Over 11 million square feet of stone. The world’s eighth-largest passenger air terminal. An 800-person team with members hailing from Europe, Asia and the Middle East. An unforgiving 14-month deadline.
And one person overseeing it all: Kanika Dewan, W’98.
Last July, India unveiled its new multi-billion-dollar terminal at the Indira Gandhi International Airport in New Delhi–the largest public building constructed in India since the nation achieved independence in 1947. Completed in a record 34 months, Terminal 3 (T3) opened just in time for Delhi to host the XIX Commonwealth Games, which brought over 6,000 athletes and many more spectators to India. Dewan, the 33-year-old President of the Bahrain-based mining and stone firm Bramco Group, played a key role in the project, overseeing all of the stonework design and installation for T3’s flooring, lifts and lobby areas.
She said she understood quite clearly the importance of the T3–not only for her company, but her nation as well.
“As the Commonwealth Games were coming, I wanted to demonstrate that India was no longer a developing country, but an evolved one,” she says. “And that you can achieve standards associated with the developed world in the developing world.”
Clearly, the T3 project was a huge one, and it presented some massive challenges. Given her past successes, not to mention her entrepreneurial drive, it’s hardly a surprise that Dewan pulled it off.
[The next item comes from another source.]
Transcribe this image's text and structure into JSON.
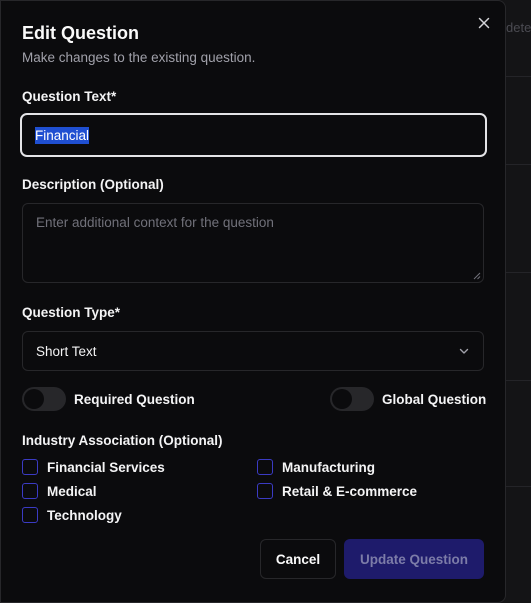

Dewan began her career in project finance at Citigroup, but quickly learned that she was, at heart, an entrepreneur. As a result, she utilized the skills she gained at Wharton, where she served as president of Wharton Women, to launch her own business–Natural Stone Depot. Within a few years, she had expanded her interest in stone design to become the president and founder of KA Design Atelier and president of her family’s business, Bramco.
Guiding her success at the T3, she says, was a team-focused philosophy that she can trace to her upbringing in Bahrain, as well as her schooling in the United Kingdom and here in America.
“The various cultural groups [working on the project] flocked together and wouldn’t integrate with other groups,” she says. “We had to divide them up and place them on different floors [of the terminal] to get them to integrate. It was like freshman year; you couldn’t choose your roommate, you were eating different foods, everyone was all thrown together. We also implemented this in our corporate residential environment, as we provided housing for our largely international staff. And it worked.”
Another similarity to her days as an undergrad? The long days–and nights. “I worked 20 hour days nonstop,” Dewan says. “It was like Wharton, where we’d stay up all night to work on our case studies.”
With a time-bound project, she says, “we frequently had to think beyond the box and determine how we would achieve what we needed to despite the days we lost,” without sacrificing quality.
Despite the on-the-ground challenges, Dewan remained inspired by a grander vision for this project, which she saw as an opportunity to announce India’s arrival as a global power. With a capacity to handle 34 million passengers per year, the potential audience for T3’s message was tremendous. She believes visitors–and the people of India–will hear that message loud and clear.
“You can communicate a story to people through a building,” she says, “and you can improve the standards to which they aspire.”